There’s much more to a new North Carolina Senate bill than crowdfunding. it includes revised details about the “Small Business Venture Fund” that could mean as much as $100 million for startups and emerging companies.
But there are several limits, including limits on how much can be invested in Triangle companies.
Companies also must report less than $5 million in annual revenues and have a North Carolina “nexus.”
And at least 20 percent must go to companies owned by veterans.
As WTW reported earlier Thursday, three Republican Senators filed the crowdfunding legislation as part of the “Prosperity & Econ. Opportunity For All N.C. Act.” or Senate Bill (SB) 826.
Senators Rick Gunn, Ralph Hise and Harry Brown are the “primary sponsors.”
Far down in the text, or “Part III,” are the details about the investment fund.
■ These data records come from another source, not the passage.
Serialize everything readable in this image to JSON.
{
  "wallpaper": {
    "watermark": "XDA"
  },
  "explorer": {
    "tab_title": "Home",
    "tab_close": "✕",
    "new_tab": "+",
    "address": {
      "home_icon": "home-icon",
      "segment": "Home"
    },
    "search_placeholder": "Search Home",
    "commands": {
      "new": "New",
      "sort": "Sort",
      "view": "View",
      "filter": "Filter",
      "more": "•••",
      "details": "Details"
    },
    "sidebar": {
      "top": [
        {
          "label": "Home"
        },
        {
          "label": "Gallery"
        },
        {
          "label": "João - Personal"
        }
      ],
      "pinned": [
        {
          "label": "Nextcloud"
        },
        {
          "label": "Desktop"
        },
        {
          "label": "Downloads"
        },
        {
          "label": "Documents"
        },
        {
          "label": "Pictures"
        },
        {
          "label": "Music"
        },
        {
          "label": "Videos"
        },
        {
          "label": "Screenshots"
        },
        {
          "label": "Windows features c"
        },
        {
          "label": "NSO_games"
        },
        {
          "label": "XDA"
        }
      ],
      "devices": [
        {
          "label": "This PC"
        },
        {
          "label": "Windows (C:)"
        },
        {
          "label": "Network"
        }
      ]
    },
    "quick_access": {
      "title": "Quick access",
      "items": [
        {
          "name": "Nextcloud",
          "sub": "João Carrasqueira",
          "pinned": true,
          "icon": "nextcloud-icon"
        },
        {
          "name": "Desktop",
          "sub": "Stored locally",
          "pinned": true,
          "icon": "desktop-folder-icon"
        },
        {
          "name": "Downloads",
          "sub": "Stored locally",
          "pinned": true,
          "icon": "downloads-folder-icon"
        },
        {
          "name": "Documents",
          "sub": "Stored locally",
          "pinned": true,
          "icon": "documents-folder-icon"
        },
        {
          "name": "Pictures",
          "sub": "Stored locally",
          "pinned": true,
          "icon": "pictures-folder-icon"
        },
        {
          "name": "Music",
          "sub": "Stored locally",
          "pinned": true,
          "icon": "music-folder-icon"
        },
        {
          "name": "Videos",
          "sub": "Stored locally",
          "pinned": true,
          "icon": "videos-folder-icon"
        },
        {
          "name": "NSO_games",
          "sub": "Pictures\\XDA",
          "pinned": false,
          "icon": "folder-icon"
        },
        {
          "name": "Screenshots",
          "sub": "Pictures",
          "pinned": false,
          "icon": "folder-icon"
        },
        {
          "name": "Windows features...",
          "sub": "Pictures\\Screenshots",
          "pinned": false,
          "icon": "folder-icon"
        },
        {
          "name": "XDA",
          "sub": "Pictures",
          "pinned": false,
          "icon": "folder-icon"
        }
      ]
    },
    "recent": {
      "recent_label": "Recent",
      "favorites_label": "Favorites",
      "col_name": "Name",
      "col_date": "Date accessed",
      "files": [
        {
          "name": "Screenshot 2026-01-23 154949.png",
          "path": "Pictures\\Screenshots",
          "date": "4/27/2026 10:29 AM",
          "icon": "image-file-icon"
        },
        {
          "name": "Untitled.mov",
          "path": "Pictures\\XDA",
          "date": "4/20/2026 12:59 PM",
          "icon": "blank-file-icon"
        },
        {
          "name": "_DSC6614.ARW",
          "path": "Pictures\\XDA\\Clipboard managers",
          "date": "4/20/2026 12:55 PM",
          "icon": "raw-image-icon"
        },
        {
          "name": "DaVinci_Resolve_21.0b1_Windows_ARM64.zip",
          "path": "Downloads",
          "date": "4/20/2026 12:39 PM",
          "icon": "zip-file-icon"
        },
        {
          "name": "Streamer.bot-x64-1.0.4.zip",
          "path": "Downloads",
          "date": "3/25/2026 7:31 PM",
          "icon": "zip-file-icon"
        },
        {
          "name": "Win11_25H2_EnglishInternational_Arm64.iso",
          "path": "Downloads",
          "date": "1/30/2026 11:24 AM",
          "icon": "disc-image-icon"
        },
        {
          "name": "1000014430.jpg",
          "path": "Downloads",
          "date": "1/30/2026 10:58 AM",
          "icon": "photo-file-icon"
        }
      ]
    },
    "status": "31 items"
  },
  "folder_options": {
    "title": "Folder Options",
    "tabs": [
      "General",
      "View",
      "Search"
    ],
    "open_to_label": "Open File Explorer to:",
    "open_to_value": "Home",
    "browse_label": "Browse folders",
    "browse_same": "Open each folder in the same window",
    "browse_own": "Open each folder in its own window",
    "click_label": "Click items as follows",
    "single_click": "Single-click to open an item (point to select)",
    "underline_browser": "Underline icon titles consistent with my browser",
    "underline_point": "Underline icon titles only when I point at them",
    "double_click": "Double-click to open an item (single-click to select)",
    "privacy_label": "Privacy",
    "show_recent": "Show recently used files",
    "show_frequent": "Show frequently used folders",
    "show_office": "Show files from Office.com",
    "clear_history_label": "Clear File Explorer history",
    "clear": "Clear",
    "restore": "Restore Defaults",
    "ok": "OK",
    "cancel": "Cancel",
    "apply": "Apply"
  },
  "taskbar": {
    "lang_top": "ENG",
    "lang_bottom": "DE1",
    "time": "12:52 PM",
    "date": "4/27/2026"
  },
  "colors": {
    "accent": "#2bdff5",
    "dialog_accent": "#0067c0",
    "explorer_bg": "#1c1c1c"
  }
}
It would be overseen by the State Treasurer and draw from the “Escheat Fund.” According to the Treasurer’s website the state currently holds “approximately $438 million in the unclaimed property fund.”
Who can be funded – and where
The bill stakes out clear guidelines for what companies are eligible, from ownership to location.
- “Such assets shall be allocated to small business ventures (i) with a North Carolina nexus; (ii) of various sizes, growth potential, and industry classifications to maximize opportunities for reasonable return on investment, accounting for risks associated with similar types of investment, and to provide capital and growth opportunities for small business enterprises typically underserved by ordinary venture capital and investment funds; and (iii) that diversify investment risk and maximize the number of business ventures that may benefit from the Fund.”
Here are definitions of terms included in the above passage:
- “North Carolina nexus. A business has a North Carolina nexus if it is headquartered or domiciled in this State; has a demonstrable and significant portion of its affiliated operations or contractual service operations in this State; or deploys a demonstrable and significant amount of investable capital to acquire, license, or otherwise commercialize intellectual property developed in this State, including through public or private university technology transfer programs.
- “Small business. A small business is a business whose annual receipts, combined with the annual receipts of all related persons, for the applicable period of measurement did not exceed five million dollars ($5,000,000).”
Where can the funds be invested?
- “No more than thirty‑three percent (33%) of such assets may be allocated to business ventures located in urban regions in the State, including the counties of Wake, Durham, Mecklenburg, and Orange.”
There’s help for veterans:
- “At least twenty percent (20%) of such assets shall be invested in business ventures started and owned, in at least majority part, by a veteran of any branch of the Armed Forces of the United States (i) whose character of service at separation was honorable or under honorable conditions and (ii) who has not been convicted of a felony offense or who has been convicted of one or more felonies but each conviction has been expunged.”
And investments will be limited to $20 million a year.
- “The maximum amount for total annual investments, excluding rollover investments, made in any single calendar year is twenty million dollars ($20,000,000). No investment may be made that, when considered together with other investments made during a single calendar year, excluding rollover investments, could cause the State’s total annual investments during a single calendar year to exceed twenty million dollars ($20,000,000). A rollover investment equals the difference between the maximum allowed investment amount for a single calendar year and the amount actually invested for such year.”
Inside the bill
Here are some other key points:
- “It shall be the duty of the State Treasurer to invest the cash of the funds enumerated in subsection (a) of this section in excess of the amount required to meet the current needs and demands on such funds. The State Treasurer may invest the funds as provided in this subsection. If an investment was authorized by this subsection at the time the investment was made or contractually committed to be made, then that investment shall continue to be authorized by this subsection, and none of the percentage or other limitation on investments set forth in this subsection shall be construed to require the State Treasurer to subsequently dispose of the investment or fail to honor any contractual commitments as a result of changes in market values, ratings, or other investment qualifications. For purposes of computing market values on which percentage limitations on investments in this subsection are based, all investments shall be valued as of the last date of the most recent fiscal quarter.”
- “The State Treasurer shall engage a third‑party professional actuary or consultant to conduct a valuation and projection of the financial status of the Escheat Fund. The associated costs for the services may be directly charged to the Escheat Fund. …
- With respect to assets of the Escheat Fund, in addition to those investments otherwise authorized by this subdivision, up to one hundred million dollars ($100,000,000) of such assets may be invested as authorized under G.S. 147‑69.2B.”
Who runs the fund?
“The State Treasurer shall assign professional and clerical staff to assist in the oversight of the Fund. All costs for the third‑party investment management firm and the professional and clerical staff shall be borne by the Fund …
Who makes the investments?
- “[F]following a public procurement process, a designee of the Governor, a designee of the State Treasurer, a designee of the Speaker of the House of Representatives, and a designee of the President Pro Tempore of the Senate shall jointly and unanimously select a third‑party professional investment management firm, registered with the U.S. Securities and Exchange Commission, to administer the Fund and select investment opportunities appropriate for receiving allocations from the Fund on the basis of potential return on investment and the risks attendant thereto.”
Read more about the bill at: